No. 8: All good things come to an end, and this lot look like it's all been just too much. But to what instrument is the still-capering fellow on the left pointing? Psalm 136: 1, 2. ♫♪By the rivers of Babylon, There we sat down, Yeah eh we wept, When we remembered Zion.♪♫ (1970s cultural reference provided by Dr Monk). © British Library Board. London, British Library, MS Harley 603, f. 70r.
All answers welcome in the comments section below. Anachronistic identifications and dubious humour are permitted on this occasion. Just this once, mind you.
A future post will provide you with well-informed answers.
The best respondent will receive an extra special blessing from yours truly.
The Anglo-Saxon Monk casts his eye over new translations of documents relating to William the Conqueror and William Rufus
It is my pleasure to announce that the other Monk has just completed a translation of two eleventh-century texts from Textus Roffensis, that wonderful medieval compilation, which I so often talk about, of laws and charters which date from 600 to the twelfth century. Along with his other translations thereof, it is published by Rochester Cathedral Research Guild.
The first of the texts is known as Articles of William I, and contains edicts issued by William the Conqueror.* Amongst these you will find rulings concerning murder, the selling of goods, trial by combat, and the preservation of the system of Anglo-Saxon hundred and shire courts.
For some inexplicable reason, Dr Monk's favourite, he tells me, is the forbidding of the penalty of hanging for crimes, though with the proviso that one may have instead one's eyes or testicles removed. Marvellous wisdom, I suppose.
*Scholars are not sure all the edicts can be directly attributed to William I.
The second text on offer is a remarkable story of royal sophistry. Going by the rather long title of William II grants the manor of Haddenham to Bishop Gundulf for which, in return, Gundulf builds Rochester Castle, it tells of the disobliging William Rufus (the Conqueror's third son and successor to his throne) who refuses to confirm a grant of land by Lanfranc, archbishop of Canterbury, to abbot-bishop Gundulf and his poor monks at Rochester, unless he gets a hundred pound of silver in return.
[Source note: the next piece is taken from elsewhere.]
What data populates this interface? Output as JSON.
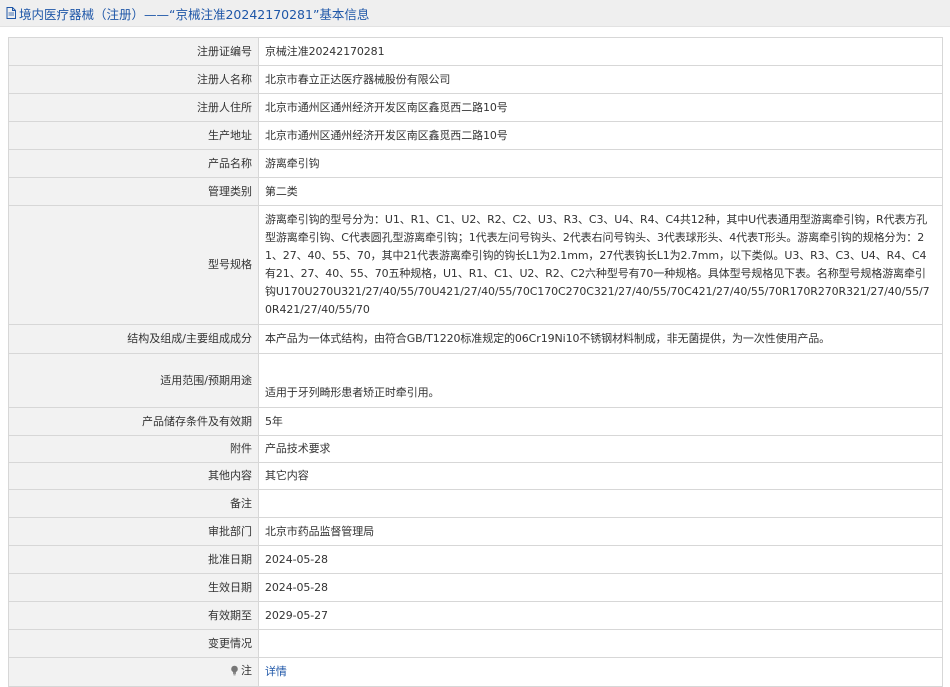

Well, the cheek of it! I wouldn't mind so much if it were not for the fact, as the text observes, that this particular land, the manor at Haddenham, was in reality already in the possession of Gundulf, for the king's father had given it to Lanfranc after the conquest of England (best not dwell on that too long), and, as it was up to Lanfranc to do with it as he pleased, he had generously granted it to Gundulf and the monks. May they be blessed, blessed ones.
Now, I wouldn't want to spoil the rest of the story but I will just add that the king gets a spanking brand new stone castle out of all this willful chicanery. What a snake!
Now, if you have any questions about the two Williams and their various rulings, please feel free to post a comment. Don't expect me to reply, however; I shall forward them to the other Monk. May you all be blessed!